▶ _WORK INSTRUCTIONS_:
Without pictures, retype the following entries exactly.

[Stored items from a collection]
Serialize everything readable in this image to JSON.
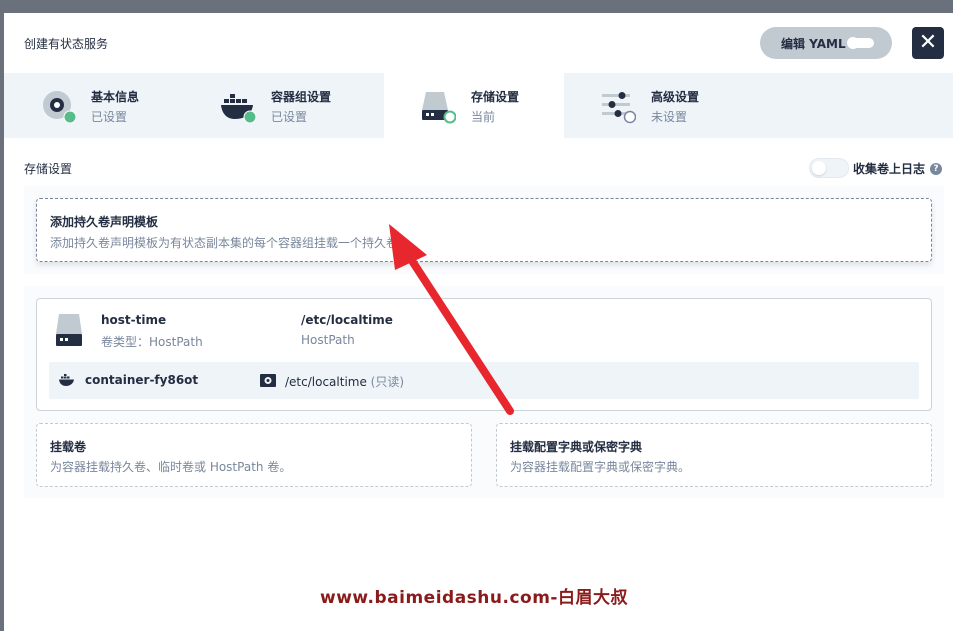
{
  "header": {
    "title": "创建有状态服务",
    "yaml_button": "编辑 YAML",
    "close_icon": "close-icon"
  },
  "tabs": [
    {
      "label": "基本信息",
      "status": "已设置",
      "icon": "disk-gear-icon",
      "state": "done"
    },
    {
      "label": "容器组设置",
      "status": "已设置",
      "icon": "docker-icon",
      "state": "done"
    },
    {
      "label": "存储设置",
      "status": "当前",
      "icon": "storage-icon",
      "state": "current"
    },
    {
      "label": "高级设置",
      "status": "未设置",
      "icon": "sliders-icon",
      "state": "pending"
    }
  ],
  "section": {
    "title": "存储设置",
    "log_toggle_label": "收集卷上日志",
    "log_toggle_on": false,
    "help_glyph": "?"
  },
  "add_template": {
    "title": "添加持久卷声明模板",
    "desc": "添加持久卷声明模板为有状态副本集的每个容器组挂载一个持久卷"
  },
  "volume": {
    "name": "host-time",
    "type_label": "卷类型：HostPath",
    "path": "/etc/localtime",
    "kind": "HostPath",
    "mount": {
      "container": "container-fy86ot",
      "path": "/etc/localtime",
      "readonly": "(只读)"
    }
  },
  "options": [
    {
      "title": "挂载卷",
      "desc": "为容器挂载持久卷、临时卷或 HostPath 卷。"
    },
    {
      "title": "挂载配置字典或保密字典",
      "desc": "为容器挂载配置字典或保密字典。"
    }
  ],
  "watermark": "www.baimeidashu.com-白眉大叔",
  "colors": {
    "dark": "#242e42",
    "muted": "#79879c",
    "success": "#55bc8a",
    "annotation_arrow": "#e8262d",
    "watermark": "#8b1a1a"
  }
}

▶ _ANSWER SECTION_:
Serialize everything readable in this image to JSON.
{
  "header": {
    "title": "创建有状态服务",
    "yaml_button": "编辑 YAML",
    "close_icon": "close-icon"
  },
  "tabs": [
    {
      "label": "基本信息",
      "status": "已设置",
      "icon": "disk-gear-icon",
      "state": "done"
    },
    {
      "label": "容器组设置",
      "status": "已设置",
      "icon": "docker-icon",
      "state": "done"
    },
    {
      "label": "存储设置",
      "status": "当前",
      "icon": "storage-icon",
      "state": "current"
    },
    {
      "label": "高级设置",
      "status": "未设置",
      "icon": "sliders-icon",
      "state": "pending"
    }
  ],
  "section": {
    "title": "存储设置",
    "log_toggle_label": "收集卷上日志",
    "log_toggle_on": false,
    "help_glyph": "?"
  },
  "add_template": {
    "title": "添加持久卷声明模板",
    "desc": "添加持久卷声明模板为有状态副本集的每个容器组挂载一个持久卷"
  },
  "volume": {
    "name": "host-time",
    "type_label": "卷类型：HostPath",
    "path": "/etc/localtime",
    "kind": "HostPath",
    "mount": {
      "container": "container-fy86ot",
      "path": "/etc/localtime",
      "readonly": "(只读)"
    }
  },
  "options": [
    {
      "title": "挂载卷",
      "desc": "为容器挂载持久卷、临时卷或 HostPath 卷。"
    },
    {
      "title": "挂载配置字典或保密字典",
      "desc": "为容器挂载配置字典或保密字典。"
    }
  ],
  "watermark": "www.baimeidashu.com-白眉大叔",
  "colors": {
    "dark": "#242e42",
    "muted": "#79879c",
    "success": "#55bc8a",
    "annotation_arrow": "#e8262d",
    "watermark": "#8b1a1a"
  }
}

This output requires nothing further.